Asteroids As Big As Skyscrapers Are Headed Towards Earth

Three asteroids the size of skyscrapers will zoom by Earth this week, but they are expected to pass by without any impact or threat.

By Chris Snellgrove | Updated


Movies and TV shows have primed us to be wary of threats from outer space, which is one reason the public is still so fascinated by the idea of mysterious UFOs visiting our planet. However, while we haven’t discovered any little green men just yet, there are more tangible threats out there in the universe, including some giant threats barreling toward our planet at this very moment. NASA has warned that three asteroids the size of skyscrapers are heading in our planet’s direction this week, with one passing by just yesterday and another passing by today.

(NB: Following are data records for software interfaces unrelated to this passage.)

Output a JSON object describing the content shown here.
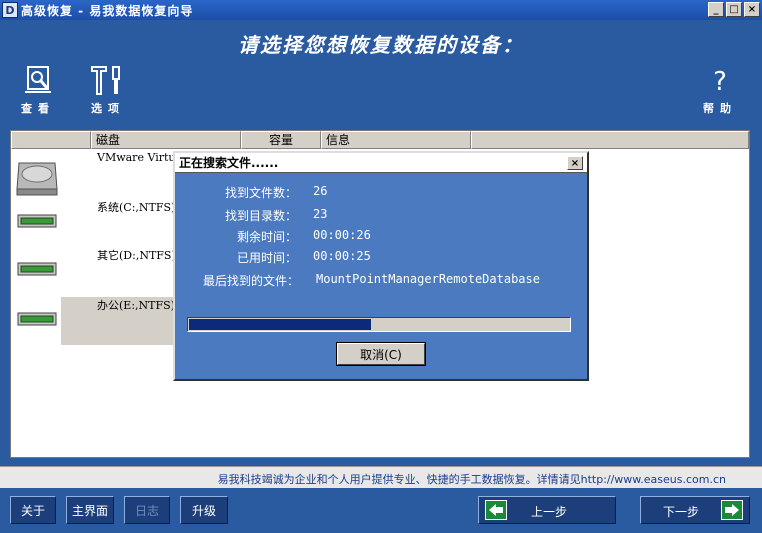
{
  "window": {
    "app_icon_letter": "D",
    "title": "高级恢复 - 易我数据恢复向导",
    "min": "_",
    "max": "□",
    "close": "×"
  },
  "header": {
    "subtitle": "请选择您想恢复数据的设备：",
    "tools": [
      {
        "label": "查看",
        "icon": "view-disk-icon"
      },
      {
        "label": "选项",
        "icon": "tools-icon"
      },
      {
        "label": "帮助",
        "icon": "help-icon"
      }
    ]
  },
  "list": {
    "columns": [
      "磁盘",
      "容量",
      "信息"
    ],
    "rows": [
      {
        "name": "VMware Virtua",
        "icon": "hard-disk-icon"
      },
      {
        "name": "系统(C:,NTFS)",
        "icon": "partition-icon"
      },
      {
        "name": "其它(D:,NTFS)",
        "icon": "partition-icon"
      },
      {
        "name": "办公(E:,NTFS)",
        "icon": "partition-icon",
        "selected": true
      }
    ]
  },
  "dialog": {
    "title": "正在搜索文件......",
    "close": "×",
    "fields": [
      {
        "label": "找到文件数：",
        "value": "26"
      },
      {
        "label": "找到目录数：",
        "value": "23"
      },
      {
        "label": "剩余时间：",
        "value": "00:00:26"
      },
      {
        "label": "已用时间：",
        "value": "00:00:25"
      },
      {
        "label": "最后找到的文件：",
        "value": "MountPointManagerRemoteDatabase"
      }
    ],
    "progress_fraction": 0.48,
    "cancel": "取消(C)"
  },
  "info": {
    "text": "易我科技竭诚为企业和个人用户提供专业、快捷的手工数据恢复。详情请见http://www.easeus.com.cn"
  },
  "bottom": {
    "about": "关于",
    "main": "主界面",
    "log": "日志",
    "upgrade": "升级",
    "prev": "上一步",
    "next": "下一步"
  },
  "colors": {
    "background": "#2a5aa0",
    "dialog": "#4b7ac0",
    "progress": "#0c2a7a",
    "arrow_green": "#1a8a3a"
  }
}
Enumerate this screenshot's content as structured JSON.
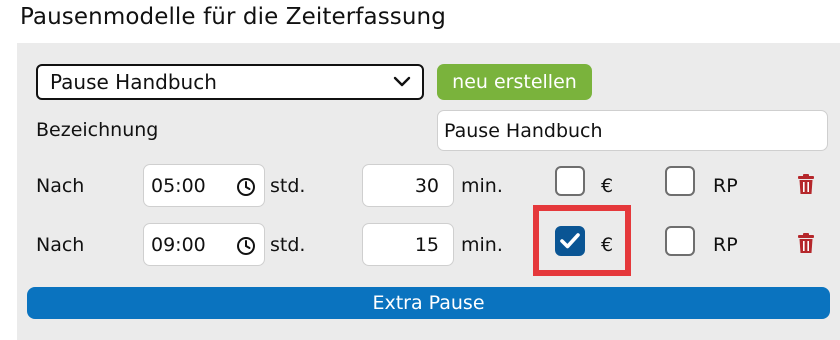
{
  "page": {
    "title": "Pausenmodelle für die Zeiterfassung"
  },
  "model_select": {
    "value": "Pause Handbuch"
  },
  "buttons": {
    "create": "neu erstellen",
    "extra_pause": "Extra Pause"
  },
  "designation": {
    "label": "Bezeichnung",
    "value": "Pause Handbuch"
  },
  "rows": [
    {
      "prefix": "Nach",
      "time": "05:00",
      "hours_unit": "std.",
      "minutes": "30",
      "minutes_unit": "min.",
      "euro_label": "€",
      "euro_checked": false,
      "rp_label": "RP",
      "rp_checked": false
    },
    {
      "prefix": "Nach",
      "time": "09:00",
      "hours_unit": "std.",
      "minutes": "15",
      "minutes_unit": "min.",
      "euro_label": "€",
      "euro_checked": true,
      "rp_label": "RP",
      "rp_checked": false
    }
  ],
  "colors": {
    "accent_green": "#7ab33c",
    "accent_blue": "#0a73bf",
    "checkbox_checked": "#0a5594",
    "delete_icon": "#b5272b",
    "highlight": "#e5383b"
  }
}
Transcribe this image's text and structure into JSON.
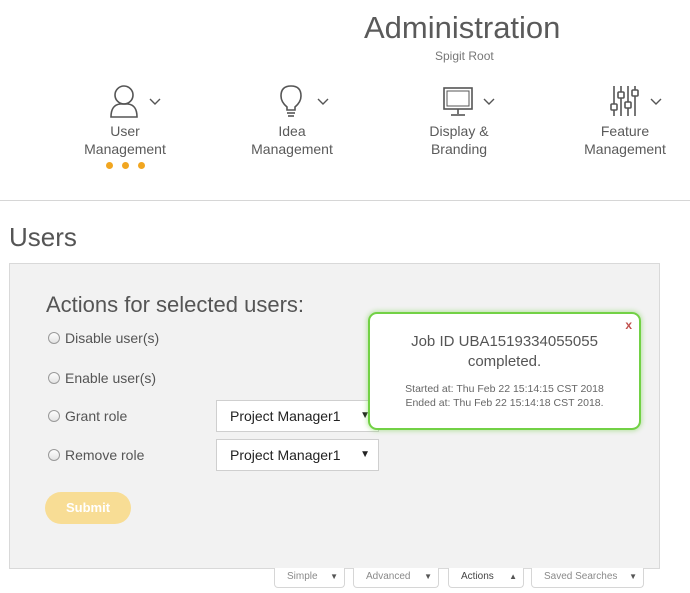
{
  "header": {
    "title": "Administration",
    "subtitle": "Spigit Root"
  },
  "nav": {
    "user_management": {
      "line1": "User",
      "line2": "Management",
      "icon": "user-icon"
    },
    "idea_management": {
      "line1": "Idea",
      "line2": "Management",
      "icon": "lightbulb-icon"
    },
    "display_branding": {
      "line1": "Display &",
      "line2": "Branding",
      "icon": "monitor-icon"
    },
    "feature_management": {
      "line1": "Feature",
      "line2": "Management",
      "icon": "sliders-icon"
    }
  },
  "page": {
    "title": "Users"
  },
  "actions": {
    "title": "Actions for selected users:",
    "disable_label": "Disable user(s)",
    "enable_label": "Enable user(s)",
    "grant_label": "Grant role",
    "remove_label": "Remove role",
    "grant_value": "Project Manager1",
    "remove_value": "Project Manager1",
    "submit_label": "Submit"
  },
  "toast": {
    "close": "x",
    "line1": "Job ID UBA1519334055055",
    "line2": "completed.",
    "started": "Started at: Thu Feb 22 15:14:15 CST 2018",
    "ended": "Ended at: Thu Feb 22 15:14:18 CST 2018."
  },
  "tabs": {
    "simple": "Simple",
    "advanced": "Advanced",
    "actions": "Actions",
    "saved": "Saved Searches"
  },
  "colors": {
    "accent": "#f1a620",
    "submit_disabled": "#f8dd95",
    "toast_border": "#72d145",
    "close": "#c0504d"
  }
}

Before you start planning an epic end-of-the-world-party, though, relax: all those asteroids will miss us, and by a fairly big margin. For example, the asteroid that will pass closest to our planet will still pass us by a distance of 2.2 million miles. That’s about 10 times the distance between our planet and our moon, so everybody should breathe a bit easier about the news (although the news that some scientists want to turn asteroids into cities is still weirding us out).

Still, if you only went by NASA’s classification system, you’d likely be terrified by the sudden appearance of these asteroids. For example, two of the three giant asteroids have been labeled by the organization as “potentially hazardous asteroids,” or PHAs, because they are each large enough to cause major damage to Earth if they should ever impact the planet. To be considered a PHA, an asteroid has to come within 4.6 million miles of Earth and be wider than 450 feet to be a PHA, which is why the third asteroid, clocking in at 250 feet wide, doesn’t qualify (as it turns out, size really does matter to NASA).


Once you realize that none of these skyscraper-sized asteroids are going to come anywhere near the planet, you may find yourself asking a simple question: why does NASA so closely track these things when they pose no real threat to us? The answer is as simple as it is scary. Basically, space is everything but empty, and it’s always possible for something to change the trajectory of an asteroid, turning one of these otherwise harmless space rocks into sudden extinction for the human race.

Again, though, you need to breathe easy because according to NASA’s calculations, no PHA asteroids are on track to impact Earth in the next 100 years. And when an asteroid does pose a serious threat, NASA is working on ways to neutralize that threat, including a recent Double Asteroid Redirection Test (DART) that involved altering an asteroid’s speed by simply slamming a rocket into it. Despite not destroying the space rock outright, test results were quite reassuring.

However, such tests mean that NASA is unlikely to utilize the unconventional methods first seen in the hit 1998 Bruce Willis film Armageddon to deal with future asteroids.

What should we do, though, with the knowledge that skyscraper-sized asteroids are passing us by, including one yesterday and one today? For some, this is a chance to reflect on our insignificance in the face of grand cosmic events, and for others, this is a reminder to get the most out of life while we can. Speaking of which, if anybody needs us, we’re going to be jamming out to the Armageddon soundtrack all this week.